JASON BELLINI: Thanks, Jeremy. Well, it was triggered over the weekend by a gun rights demonstration. And they brought in these loaded assault-style rifles into a Chipotle near Dallas. And they're there to advocate for open-carry practices and the allowing of public displays of weapons.
HOBSON: And this sparked a lot of protest.
BELLINI: Well, it did from a group called Moms Demand Action for Gun Sense in America. They launched a national petition calling on Chipotle's chief executive, Steve Ells, to prohibit firearms in its restaurants.
HOBSON: And Chipotle responded then by issuing a statement asking customers not to bring weapons into the store, but they're not issue a ban exactly.
BELLINI: Yes, pretty please, don't bring weapons. That was the message. They stopped short of instituting an outright ban on guns, which some say they're not even allowed to do. This is a company that has over 1600 restaurants, and their message was we hope that our customers who oppose the carry guns in public agree with us, that it is the role of the elected officials and the legislative process to set policy in this area, not the role of businesses like Chipotle.
So that was their sort of apology to those saying you've got ban guns, but they strongly encourage people to not bring guns into their stores.
HOBSON: Well, and I see that they say, you know, it may be awkward for an employee to be responsible for enforcing a ban if it were an outright ban.
BELLINI: Right. And that's - then they said they are not asking their employees to take any action or inform people of their dislike of guns in the restaurant. That's not the role of the servers there.
HOBSON: Now Jason, this follows something very similar that happened with Starbucks last September.
BELLINI: That's right. The frothy controversy at Starbucks when last August you had gun enthusiasts who held a nationwide Starbucks Appreciate Day. And so they went on Twitter, then Facebook, and they posted photos of themselves carrying their weapons. And they're there, you know, alongside their beverages. People saw this, unimpressed, and there too, you had the CEO coming under pressure, Howard Schultz. He responded publicly by saying that customers in many stores have been jarred by and feel uncomfortable to see guns.
And so, again, asking people, don't bring guns into the stores. And that same group, Moms Demand Action for Gun Sense in America, well, they instituted Skip Starbucks Sundays as a protest against Starbucks for allowing people to come in. So, you know, these companies are between a rock and a hard place.
HOBSON: Well, and give us the big picture. How widespread is this kind of thing, asking customers not to bring guns into big chains?
BELLINI: You know, there's several other restaurants and companies who've instituted policies saying you can't bring guns. You've got CVS pharmacy. You've got Costco, Chuck E. Cheese's.
Costco's sort of an interesting example. You know, there's a group called Jews for the Preservation of Firearms Ownership, and they asked Costco's public relations department, you know, what, you know, why is it you're not allowing to bring guns into Costco?
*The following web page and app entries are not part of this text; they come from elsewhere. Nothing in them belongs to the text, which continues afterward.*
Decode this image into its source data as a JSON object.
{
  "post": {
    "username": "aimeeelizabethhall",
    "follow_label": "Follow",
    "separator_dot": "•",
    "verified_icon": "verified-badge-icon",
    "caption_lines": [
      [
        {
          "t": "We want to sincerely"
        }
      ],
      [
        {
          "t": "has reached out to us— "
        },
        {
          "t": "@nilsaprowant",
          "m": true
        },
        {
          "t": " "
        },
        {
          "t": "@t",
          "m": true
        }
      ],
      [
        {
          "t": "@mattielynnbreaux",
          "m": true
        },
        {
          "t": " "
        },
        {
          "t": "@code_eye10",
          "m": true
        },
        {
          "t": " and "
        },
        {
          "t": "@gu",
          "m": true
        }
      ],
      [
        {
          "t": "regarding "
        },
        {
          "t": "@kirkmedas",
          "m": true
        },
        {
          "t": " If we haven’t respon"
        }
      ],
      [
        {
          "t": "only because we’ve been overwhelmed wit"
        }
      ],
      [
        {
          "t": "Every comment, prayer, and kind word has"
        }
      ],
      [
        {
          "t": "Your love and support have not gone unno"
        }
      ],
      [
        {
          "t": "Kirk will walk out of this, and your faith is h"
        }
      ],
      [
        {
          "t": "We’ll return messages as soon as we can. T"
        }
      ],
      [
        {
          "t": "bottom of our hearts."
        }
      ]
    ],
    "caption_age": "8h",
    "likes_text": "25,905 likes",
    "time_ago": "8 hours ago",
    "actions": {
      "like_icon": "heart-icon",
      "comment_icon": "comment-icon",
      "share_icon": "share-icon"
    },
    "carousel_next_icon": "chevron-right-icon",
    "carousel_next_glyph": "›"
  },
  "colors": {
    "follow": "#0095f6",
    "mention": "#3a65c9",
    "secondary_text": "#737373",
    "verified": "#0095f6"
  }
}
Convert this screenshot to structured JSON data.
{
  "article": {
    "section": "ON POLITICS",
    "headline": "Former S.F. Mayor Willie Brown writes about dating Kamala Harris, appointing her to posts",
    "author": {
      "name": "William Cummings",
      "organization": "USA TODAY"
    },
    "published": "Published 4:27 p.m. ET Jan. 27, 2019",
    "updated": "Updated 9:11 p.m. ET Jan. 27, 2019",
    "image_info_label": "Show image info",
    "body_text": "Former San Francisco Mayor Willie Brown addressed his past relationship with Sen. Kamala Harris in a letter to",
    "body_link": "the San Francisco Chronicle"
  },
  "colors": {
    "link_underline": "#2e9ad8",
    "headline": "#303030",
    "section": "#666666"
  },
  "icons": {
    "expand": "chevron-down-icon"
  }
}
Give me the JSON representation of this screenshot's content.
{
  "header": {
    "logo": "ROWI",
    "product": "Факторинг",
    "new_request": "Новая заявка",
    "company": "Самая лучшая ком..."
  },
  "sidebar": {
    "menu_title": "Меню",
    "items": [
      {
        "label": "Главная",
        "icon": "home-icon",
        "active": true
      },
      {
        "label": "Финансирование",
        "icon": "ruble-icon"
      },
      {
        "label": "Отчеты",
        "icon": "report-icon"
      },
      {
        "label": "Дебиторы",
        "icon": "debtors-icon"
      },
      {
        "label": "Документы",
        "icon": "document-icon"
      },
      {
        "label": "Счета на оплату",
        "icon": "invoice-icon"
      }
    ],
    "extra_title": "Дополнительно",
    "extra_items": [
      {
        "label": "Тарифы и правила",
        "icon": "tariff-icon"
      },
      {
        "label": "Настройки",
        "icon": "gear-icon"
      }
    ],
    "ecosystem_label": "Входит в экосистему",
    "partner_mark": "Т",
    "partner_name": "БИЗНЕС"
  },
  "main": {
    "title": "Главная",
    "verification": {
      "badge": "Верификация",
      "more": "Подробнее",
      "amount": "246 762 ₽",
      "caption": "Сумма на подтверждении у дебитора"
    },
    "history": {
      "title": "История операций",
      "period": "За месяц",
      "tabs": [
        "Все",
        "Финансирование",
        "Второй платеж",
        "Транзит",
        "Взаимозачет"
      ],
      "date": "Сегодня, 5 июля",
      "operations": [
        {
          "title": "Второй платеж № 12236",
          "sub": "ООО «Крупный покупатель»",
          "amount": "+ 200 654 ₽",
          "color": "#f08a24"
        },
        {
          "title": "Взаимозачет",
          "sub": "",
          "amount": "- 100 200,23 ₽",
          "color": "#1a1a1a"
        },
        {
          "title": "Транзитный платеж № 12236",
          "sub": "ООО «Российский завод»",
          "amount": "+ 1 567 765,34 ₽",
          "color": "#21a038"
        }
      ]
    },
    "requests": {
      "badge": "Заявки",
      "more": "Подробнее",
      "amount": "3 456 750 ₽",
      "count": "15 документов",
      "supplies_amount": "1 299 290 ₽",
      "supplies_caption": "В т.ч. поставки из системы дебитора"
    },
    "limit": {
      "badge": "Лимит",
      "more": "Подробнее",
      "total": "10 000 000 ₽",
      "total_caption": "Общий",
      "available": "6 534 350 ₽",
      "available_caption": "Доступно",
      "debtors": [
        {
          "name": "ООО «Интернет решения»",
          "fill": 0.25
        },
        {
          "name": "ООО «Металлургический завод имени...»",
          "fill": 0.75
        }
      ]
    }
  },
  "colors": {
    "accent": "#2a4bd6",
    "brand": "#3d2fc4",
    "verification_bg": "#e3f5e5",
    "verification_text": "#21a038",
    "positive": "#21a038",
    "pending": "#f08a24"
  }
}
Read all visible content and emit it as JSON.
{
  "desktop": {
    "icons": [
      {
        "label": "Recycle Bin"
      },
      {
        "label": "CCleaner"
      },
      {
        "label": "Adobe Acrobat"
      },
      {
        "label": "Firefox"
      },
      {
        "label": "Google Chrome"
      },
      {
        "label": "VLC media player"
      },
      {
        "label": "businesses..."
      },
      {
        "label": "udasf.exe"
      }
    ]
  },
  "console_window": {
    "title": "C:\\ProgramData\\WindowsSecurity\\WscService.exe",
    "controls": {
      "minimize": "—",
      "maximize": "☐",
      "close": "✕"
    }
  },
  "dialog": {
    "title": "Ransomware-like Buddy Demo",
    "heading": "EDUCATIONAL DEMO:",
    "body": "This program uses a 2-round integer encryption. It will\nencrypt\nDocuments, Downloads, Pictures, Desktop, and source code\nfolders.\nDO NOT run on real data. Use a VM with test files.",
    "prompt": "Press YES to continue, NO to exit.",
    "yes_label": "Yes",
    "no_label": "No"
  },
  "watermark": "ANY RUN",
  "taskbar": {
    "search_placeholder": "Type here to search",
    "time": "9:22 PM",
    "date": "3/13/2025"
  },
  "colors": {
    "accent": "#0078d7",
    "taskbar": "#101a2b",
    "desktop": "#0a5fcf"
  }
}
What's that's about?
And Costco's response was Costco is not a place of public accommodation, within the meaning of civil rights laws, and that the definition of public accommodation does not include private clubs, which Costco considers itself, Well, Costco is. Private club, so hey, you can't bring guns in there. But in other places it's a much more difficult situation. You know, with a Starbucks...
BELLINI: ...the majority of their stores are in states with open-carry law, some form of open-carry law.
HOBSON: Jason Bellini of the Wall Street Journal, thanks as always.
BELLINI: Thanks, Jeremy.
HOBSON: This is HERE AND NOW. Transcript provided by NPR, Copyright NPR.